Read Pt I here
Sometimes while out of work or not we engaged in other money making activities. My friend
Ken Jordan, the day after I sat in the bleachers cheering wildly as Gene Garber struck out Pete
Rose ending his historic hitting streak, got to work that evening silk screening t-shirts depicting a drooping rose with the caption ”44 and no more” which he sold out of his trunk in the parking lot of Atlanta Stadium after the next game.
We had other ventures from which we didn't make money but otherwise profited. I'm thinking of the parties we gave at our grand house. Not only did we invite our friends but we put up notices on utility poles in the neighborhood as if we were Pylon advertising our next show.
The deal was you paid $5 at the bar, got your hand stamped and could drink all of anything you wanted for the rest of the evening from our well stocked bar. We would collect a bunch of cash and go back to the liquor store. I recall one occasion when my oldest friend, Rick Goss, my next door neighbor in Fannin County ( he lived a mile away) and I went to the store, restocked the bar and purchased a bottle of Martell Cordon Bleu which we stowed away for later.
You might think it's somewhat risky to invite total strangers into your house where you're handling hundreds of dollars in cash, but we didn't worry about it and besides we usually had police protection. An Atlanta city policeman whose first name I once knew but no longer recall, worked security at Dante's on weekends and appeared regularly in uniform.
We didn't exactly pay him but he had a free ticket at the bar, a bevy of young beauties to court and spark and access to whatever else might be transpiring. I mean if you have lines laid on the table are you going to tell the cop he can't have his? I don't think so.
Most of the 69ers, as we called our softball team, worked for a healthy income of tips, and other than sales tax and auto tag fees paid no taxes. An exception was my good friend of 50 years, Bill Demond, who worked as an exceptional cook before he became a fishmonger. In 1977 he and another guy founded the two man operation “Inland Seafood “of which he is now CEO with 10 wholesale locations and 600 employees, but prior to that he was out of work a while and accepted a job for which he was paid $500 to drive a U-Haul to Kansas and bring it back full of the marijuana which grows wild there. His financier here wanted this wild weed to mix with his quality imported stuff which he sold in bulk.
Bill made his run and came back home with his money and a grocery bag full of what we soon came to call Kansas City Shitweed. It earned its name because no matter how much you smoked it it only reminded you a little of getting stoned. It turned out, we were to learn after a while, that the story was entirely different if you cooked it. So one Friday Bill decided he would make some marijuana brownies that we would eat before heading out to see Glen Phillips at the Roxy. What Bill made was more like marijuana pie, two thin layers of brownie surrounding an inch deep concoction of wild marijuana and butter. It was awful but we ate it.

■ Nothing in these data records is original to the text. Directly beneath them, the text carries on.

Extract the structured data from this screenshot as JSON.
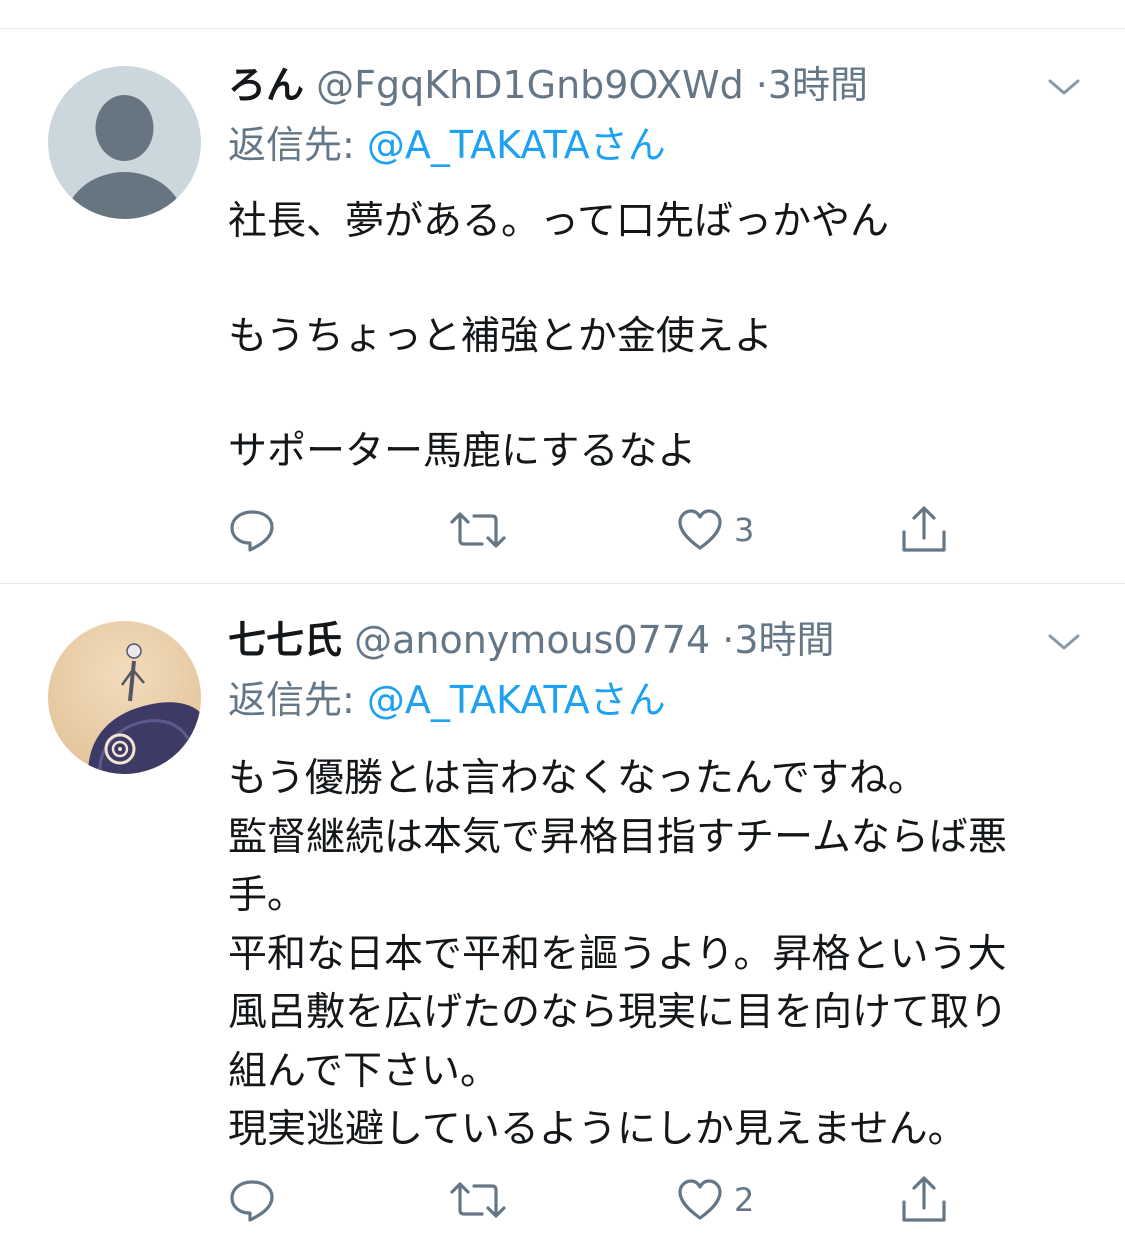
{
  "tweets": [
    {
      "display_name": "ろん",
      "handle": "@FgqKhD1Gnb9OXWd",
      "separator": "·",
      "time": "3時間",
      "reply_label": "返信先: ",
      "reply_target": "@A_TAKATAさん",
      "text": "社長、夢がある。って口先ばっかやん\n\nもうちょっと補強とか金使えよ\n\nサポーター馬鹿にするなよ",
      "like_count": "3",
      "avatar": "default-profile-avatar"
    },
    {
      "display_name": "七七氏",
      "handle": "@anonymous0774",
      "separator": "·",
      "time": "3時間",
      "reply_label": "返信先: ",
      "reply_target": "@A_TAKATAさん",
      "text": "もう優勝とは言わなくなったんですね。\n監督継続は本気で昇格目指すチームならば悪\n手。\n平和な日本で平和を謳うより。昇格という大\n風呂敷を広げたのなら現実に目を向けて取り\n組んで下さい。\n現実逃避しているようにしか見えません。",
      "like_count": "2",
      "avatar": "spiral-hill-figure-avatar"
    }
  ],
  "colors": {
    "text": "#14171a",
    "secondary": "#657786",
    "link": "#1da1f2",
    "divider": "#e1e8ed"
  },
  "icons": [
    "reply-icon",
    "retweet-icon",
    "like-icon",
    "share-icon",
    "chevron-down-icon"
  ]
}
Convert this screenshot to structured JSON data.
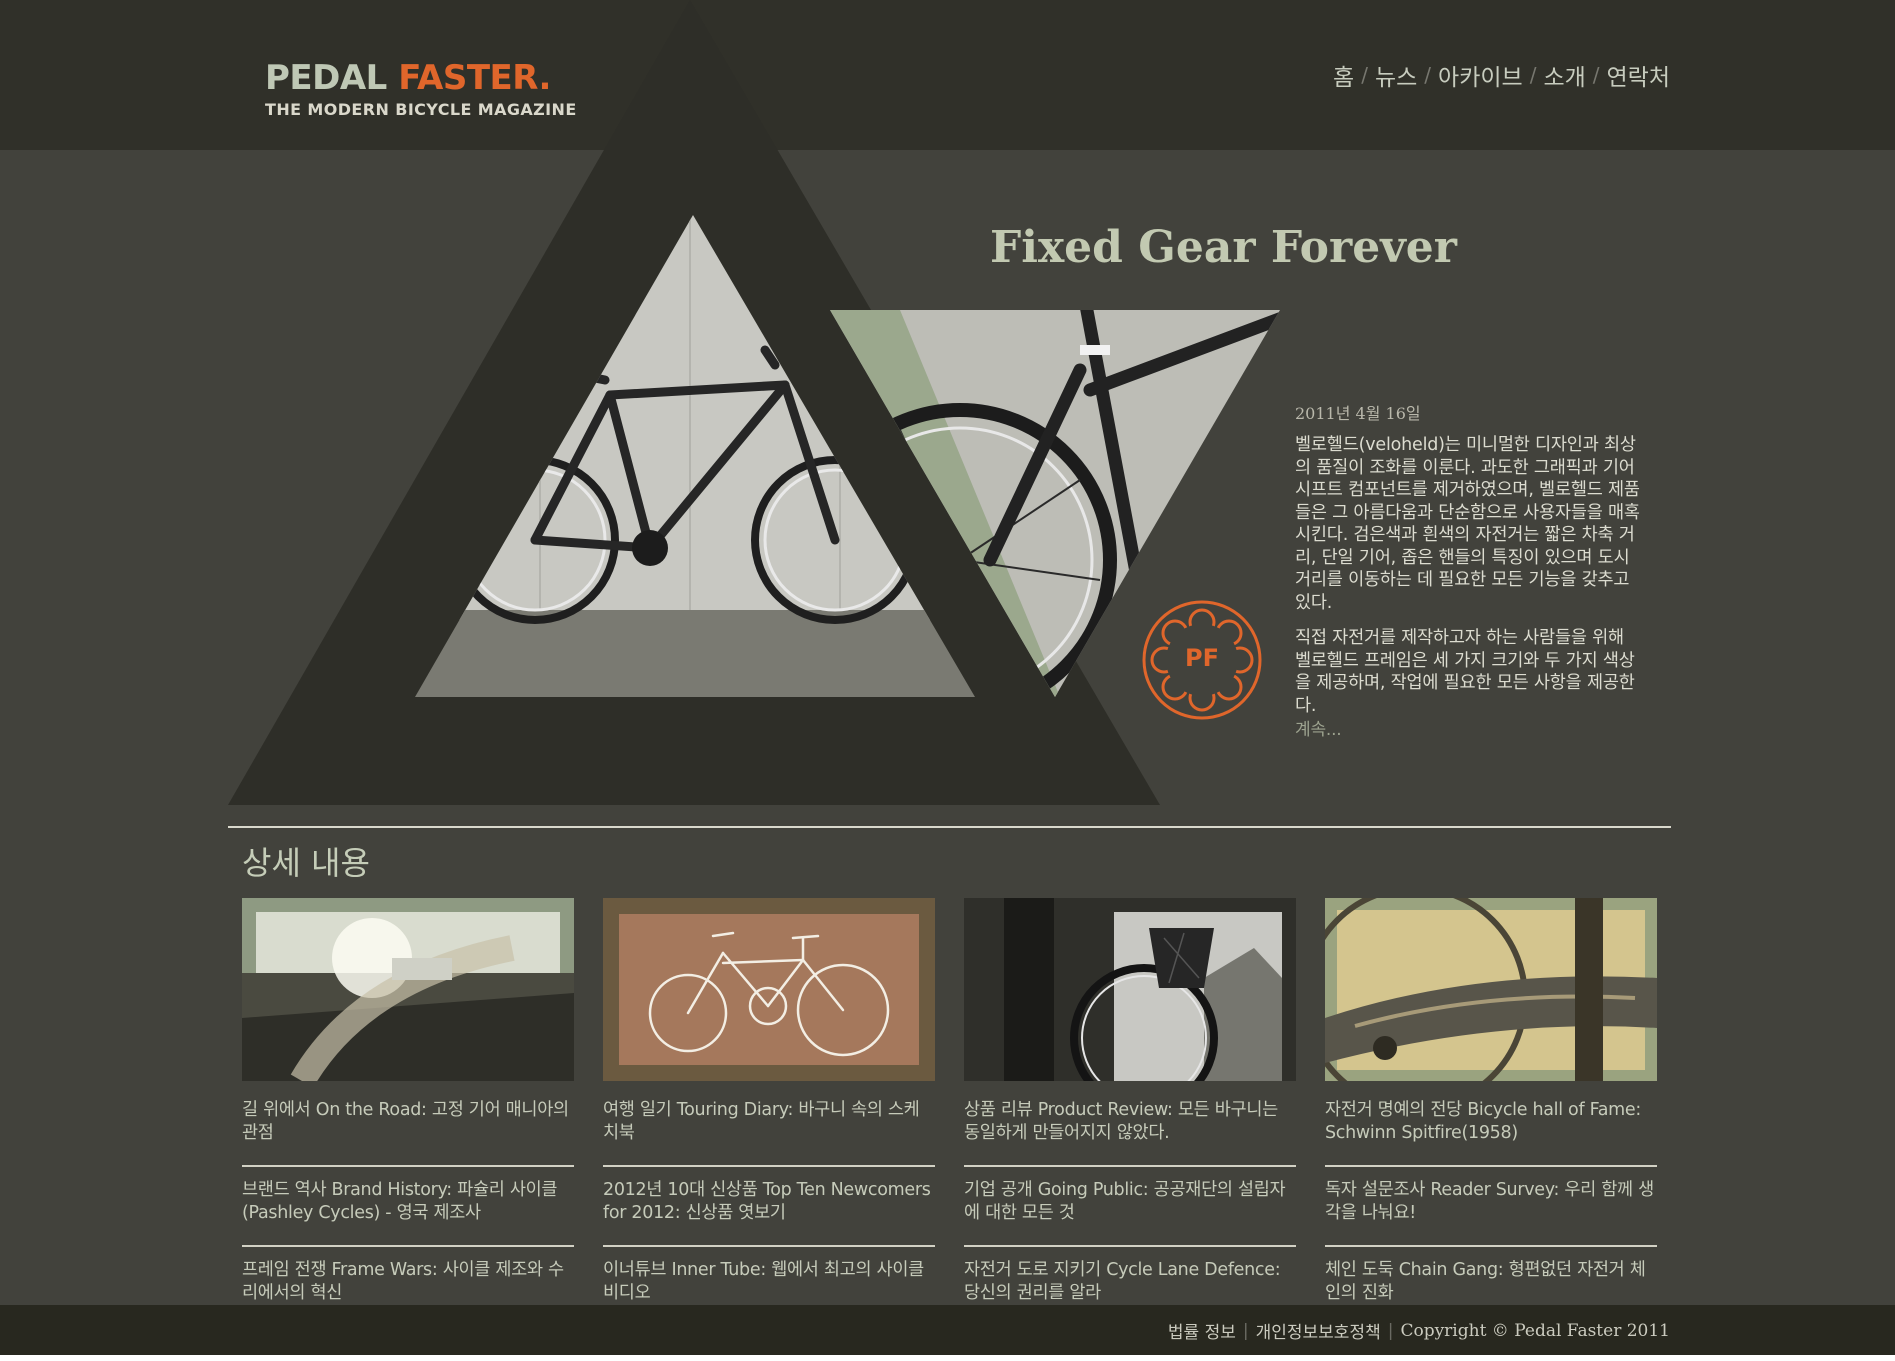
{
  "brand": {
    "name_part1": "PEDAL ",
    "name_part2": "FASTER.",
    "tagline": "THE MODERN BICYCLE MAGAZINE",
    "badge": "PF"
  },
  "nav": {
    "items": [
      "홈",
      "뉴스",
      "아카이브",
      "소개",
      "연락처"
    ],
    "separator": "/"
  },
  "hero": {
    "title": "Fixed Gear Forever",
    "date": "2011년 4월 16일",
    "paragraphs": [
      "벨로헬드(veloheld)는 미니멀한 디자인과 최상의 품질이 조화를 이룬다. 과도한 그래픽과 기어 시프트 컴포넌트를 제거하였으며, 벨로헬드 제품들은 그 아름다움과 단순함으로 사용자들을 매혹시킨다. 검은색과 흰색의 자전거는 짧은 차축 거리, 단일 기어, 좁은 핸들의 특징이 있으며 도시 거리를 이동하는 데 필요한 모든 기능을 갖추고 있다.",
      "직접 자전거를 제작하고자 하는 사람들을 위해 벨로헬드 프레임은 세 가지 크기와 두 가지 색상을 제공하며, 작업에 필요한 모든 사항을 제공한다."
    ],
    "more": "계속..."
  },
  "section": {
    "title": "상세 내용"
  },
  "columns": [
    {
      "image": "road-photo",
      "articles": [
        "길 위에서 On the Road: 고정 기어 매니아의 관점",
        "브랜드 역사 Brand History: 파슐리 사이클(Pashley Cycles) - 영국 제조사",
        "프레임 전쟁 Frame Wars: 사이클 제조와 수리에서의 혁신"
      ]
    },
    {
      "image": "bicycle-sketch",
      "articles": [
        "여행 일기 Touring Diary: 바구니 속의 스케치북",
        "2012년 10대 신상품 Top Ten Newcomers for 2012: 신상품 엿보기",
        "이너튜브 Inner Tube: 웹에서 최고의 사이클 비디오"
      ]
    },
    {
      "image": "basket-bicycle-photo",
      "articles": [
        "상품 리뷰 Product Review: 모든 바구니는 동일하게 만들어지지 않았다.",
        "기업 공개 Going Public: 공공재단의 설립자에 대한 모든 것",
        "자전거 도로 지키기 Cycle Lane Defence: 당신의 권리를 알라"
      ]
    },
    {
      "image": "spitfire-frame-photo",
      "articles": [
        "자전거 명예의 전당 Bicycle hall of Fame: Schwinn Spitfire(1958)",
        "독자 설문조사 Reader Survey: 우리 함께 생각을 나눠요!",
        "체인 도둑 Chain Gang: 형편없던 자전거 체인의 진화"
      ]
    }
  ],
  "footer": {
    "links": [
      "법률 정보",
      "개인정보보호정책"
    ],
    "copyright": "Copyright © Pedal Faster 2011"
  },
  "colors": {
    "background": "#42423c",
    "header": "#303029",
    "accent_orange": "#e0662b",
    "sage_green": "#c2c9b1"
  }
}
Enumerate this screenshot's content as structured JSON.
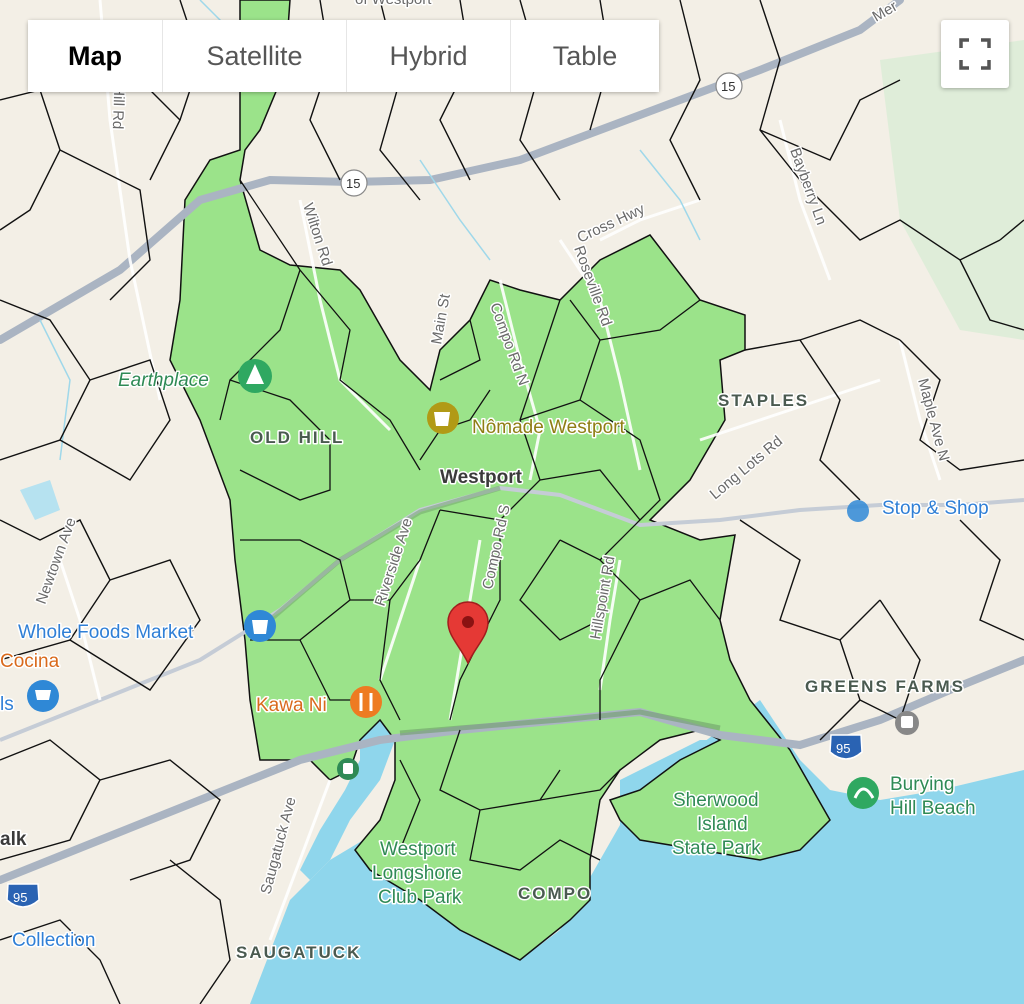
{
  "map_type_control": {
    "tabs": [
      {
        "label": "Map",
        "active": true
      },
      {
        "label": "Satellite",
        "active": false
      },
      {
        "label": "Hybrid",
        "active": false
      },
      {
        "label": "Table",
        "active": false
      }
    ]
  },
  "fullscreen": {
    "icon": "fullscreen-icon"
  },
  "colors": {
    "land": "#f3efe6",
    "water": "#8fd6ec",
    "selected_region": "#9be38a",
    "boundary": "#111111",
    "highway": "#aab4c2",
    "marker": "#e53935",
    "poi_blue": "#2f7fd6",
    "poi_orange": "#d96a1c",
    "poi_olive": "#8f7e14",
    "park_text": "#2f8a55"
  },
  "labels": {
    "areas": {
      "old_hill": "OLD HILL",
      "staples": "STAPLES",
      "greens_farms": "GREENS FARMS",
      "compo": "COMPO",
      "saugatuck": "SAUGATUCK",
      "westport": "Westport",
      "norwalk": "alk"
    },
    "roads": {
      "chestnut_hill": "estnut Hill Rd",
      "wilton": "Wilton Rd",
      "main": "Main St",
      "compo_n": "Compo Rd N",
      "roseville": "Roseville Rd",
      "cross_hwy": "Cross Hwy",
      "bayberry": "Bayberry Ln",
      "long_lots": "Long Lots Rd",
      "maple": "Maple Ave N",
      "newtown": "Newtown Ave",
      "riverside": "Riverside Ave",
      "compo_s": "Compo Rd S",
      "hillspoint": "Hillspoint Rd",
      "saugatuck_ave": "Saugatuck Ave",
      "route15_a": "15",
      "route15_b": "15",
      "i95": "95",
      "i95_b": "95",
      "merritt": "Mer",
      "top_westport": "of Westport"
    },
    "parks": {
      "earthplace": "Earthplace",
      "sherwood_1": "Sherwood",
      "sherwood_2": "Island",
      "sherwood_3": "State Park",
      "longshore_1": "Westport",
      "longshore_2": "Longshore",
      "longshore_3": "Club Park",
      "burying_1": "Burying",
      "burying_2": "Hill Beach"
    },
    "pois": {
      "whole_foods": "Whole Foods Market",
      "cocina": "Cocina",
      "ls": "ls",
      "kawa": "Kawa Ni",
      "nomade": "Nômade Westport",
      "stop_shop": "Stop & Shop",
      "collection": "Collection"
    }
  }
}
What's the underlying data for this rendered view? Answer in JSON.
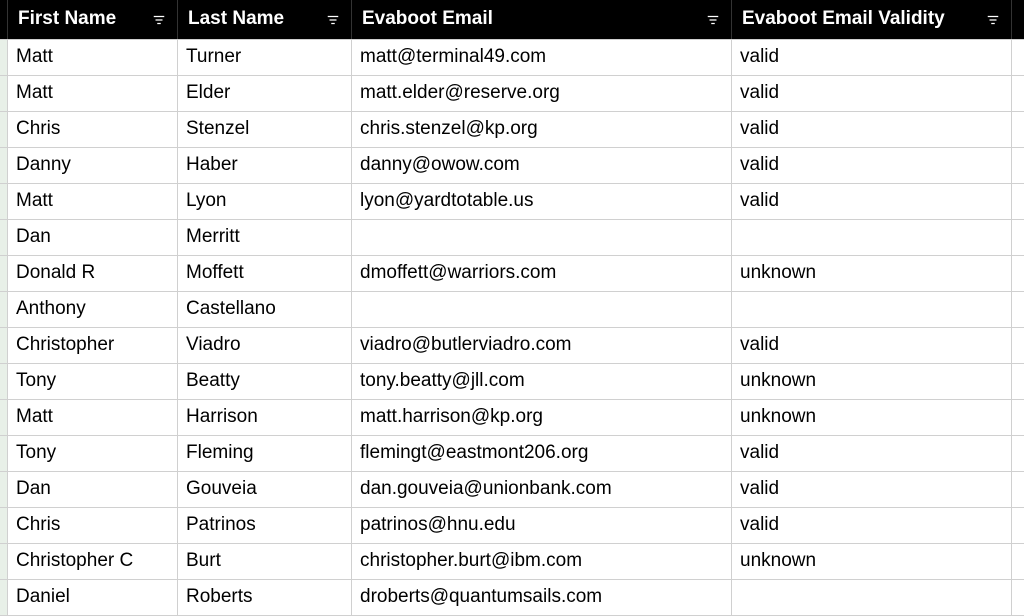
{
  "table": {
    "columns": [
      {
        "key": "first_name",
        "label": "First Name",
        "filterable": true
      },
      {
        "key": "last_name",
        "label": "Last Name",
        "filterable": true
      },
      {
        "key": "email",
        "label": "Evaboot Email",
        "filterable": true
      },
      {
        "key": "validity",
        "label": "Evaboot Email Validity",
        "filterable": true
      }
    ],
    "rows": [
      {
        "first_name": "Matt",
        "last_name": "Turner",
        "email": "matt@terminal49.com",
        "validity": "valid"
      },
      {
        "first_name": "Matt",
        "last_name": "Elder",
        "email": "matt.elder@reserve.org",
        "validity": "valid"
      },
      {
        "first_name": "Chris",
        "last_name": "Stenzel",
        "email": "chris.stenzel@kp.org",
        "validity": "valid"
      },
      {
        "first_name": "Danny",
        "last_name": "Haber",
        "email": "danny@owow.com",
        "validity": "valid"
      },
      {
        "first_name": "Matt",
        "last_name": "Lyon",
        "email": "lyon@yardtotable.us",
        "validity": "valid"
      },
      {
        "first_name": "Dan",
        "last_name": "Merritt",
        "email": "",
        "validity": ""
      },
      {
        "first_name": "Donald R",
        "last_name": "Moffett",
        "email": "dmoffett@warriors.com",
        "validity": "unknown"
      },
      {
        "first_name": "Anthony",
        "last_name": "Castellano",
        "email": "",
        "validity": ""
      },
      {
        "first_name": "Christopher",
        "last_name": "Viadro",
        "email": "viadro@butlerviadro.com",
        "validity": "valid"
      },
      {
        "first_name": "Tony",
        "last_name": "Beatty",
        "email": "tony.beatty@jll.com",
        "validity": "unknown"
      },
      {
        "first_name": "Matt",
        "last_name": "Harrison",
        "email": "matt.harrison@kp.org",
        "validity": "unknown"
      },
      {
        "first_name": "Tony",
        "last_name": "Fleming",
        "email": "flemingt@eastmont206.org",
        "validity": "valid"
      },
      {
        "first_name": "Dan",
        "last_name": "Gouveia",
        "email": "dan.gouveia@unionbank.com",
        "validity": "valid"
      },
      {
        "first_name": "Chris",
        "last_name": "Patrinos",
        "email": "patrinos@hnu.edu",
        "validity": "valid"
      },
      {
        "first_name": "Christopher C",
        "last_name": "Burt",
        "email": "christopher.burt@ibm.com",
        "validity": "unknown"
      },
      {
        "first_name": "Daniel",
        "last_name": "Roberts",
        "email": "droberts@quantumsails.com",
        "validity": ""
      }
    ]
  }
}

We were headed off toward Buckhead when the road began to curve over and over like a corkscrew. It is a testament to my young hand to eye coordination that I was able to keep the car on this winding path.
We made it to the Roxy where we were fastened to our seats, unable to move. That was not only because Phillips was so sensationally entertaining, (Lowell George of Little Feat with whom Glen sometimes played called him ” the most amazing guitarist I've ever seen.” Peter Buck of REM said that he doesn't play guitar solos because he’s seen Glen Phillips.) we couldn't have moved anyway.
You can email Ellis at firstname.lastname@example.org
Ellis "Da" Millsaps is a recovering Attorney but has worn many hats over the years: father, bus boy, stand-up comedian, novelist, wiffle ball player, rock'n'roll band manager, and at one time wrote a popular and funny column for The Covington News. A Fannin Co. mountain boy originally, Mr. Millsaps now stays at the mill village of Porterdale by way of 20 years in Mansfield. Usually funny and at times irreverent and subversive, he leans left in his political philosophy but can always be counted on for a pretty darn good write-up. The Chronicles are proud to have him involved...